Access to the full content is only available to members of institutions that have purchased access. If you belong to such an institution, please log in or find out more about how to order.


Bolzano, Bernard (1781–1848)

DOI: 10.4324/9780415249126-DC004-1
Version: v1,  Published online: 1998
Retrieved April 14, 2024, from

Article Summary

Bernard Bolzano was a lone forerunner both of analytical philosophy and phenomenology. Born in Prague in the year when Kant’s first Critique appeared, he became one of the most acute critics both of Kant and of German Idealism. He died in Prague in the same year in which Frege was born; Frege is philosophically closer to him than any other thinker of the nineteenth or twentieth century. Bolzano was the only outstanding proponent of utilitarianism among German-speaking philosophers, and was a creative mathematician whose name is duly remembered in the annals of this discipline. His Wissenschaftslehre (Theory of Science) of 1837 makes him the greatest logician in the period between Leibniz and Frege. The book was sadly neglected by Bolzano’s contemporaries, but rediscovered by Brentano’s pupils: Its ontology of propositions and ideas provided Husserl with much of his ammunition in his fight against psychologism and in support of phenomenology, and through Twardowski it also had an impact on the development of logical semantics in the Lwów-Warsaw School.

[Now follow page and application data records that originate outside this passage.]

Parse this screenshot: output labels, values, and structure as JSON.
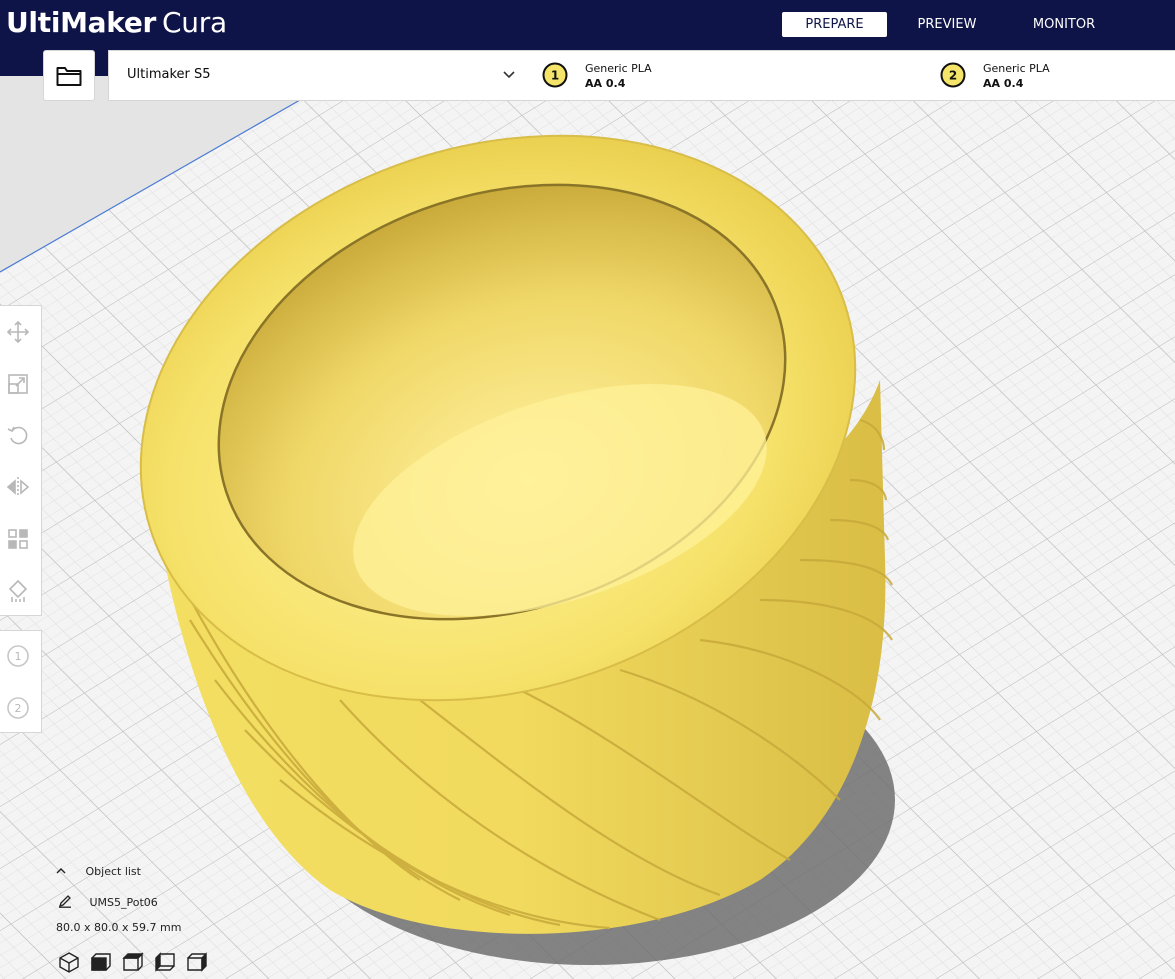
{
  "app": {
    "brand_bold": "UltiMaker",
    "brand_light": "Cura"
  },
  "nav": {
    "tabs": [
      {
        "label": "PREPARE",
        "active": true
      },
      {
        "label": "PREVIEW",
        "active": false
      },
      {
        "label": "MONITOR",
        "active": false
      }
    ]
  },
  "printer": {
    "name": "Ultimaker S5"
  },
  "extruders": [
    {
      "number": "1",
      "material": "Generic PLA",
      "nozzle": "AA 0.4"
    },
    {
      "number": "2",
      "material": "Generic PLA",
      "nozzle": "AA 0.4"
    }
  ],
  "object_list": {
    "toggle_label": "Object list",
    "object_name": "UMS5_Pot06",
    "dimensions": "80.0 x 80.0 x 59.7 mm"
  },
  "colors": {
    "header": "#0f1448",
    "model": "#f5e46a",
    "build_plate": "#f4f4f4",
    "grid": "#c8c8c8"
  }
}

Citing this article:
Kunne, Wolfgang. Bolzano, Bernard (1781–1848), 1998, doi:10.4324/9780415249126-DC004-1. Routledge Encyclopedia of Philosophy, Taylor and Francis,
Copyright © 1998-2024 Routledge.

Related Searches


Related Articles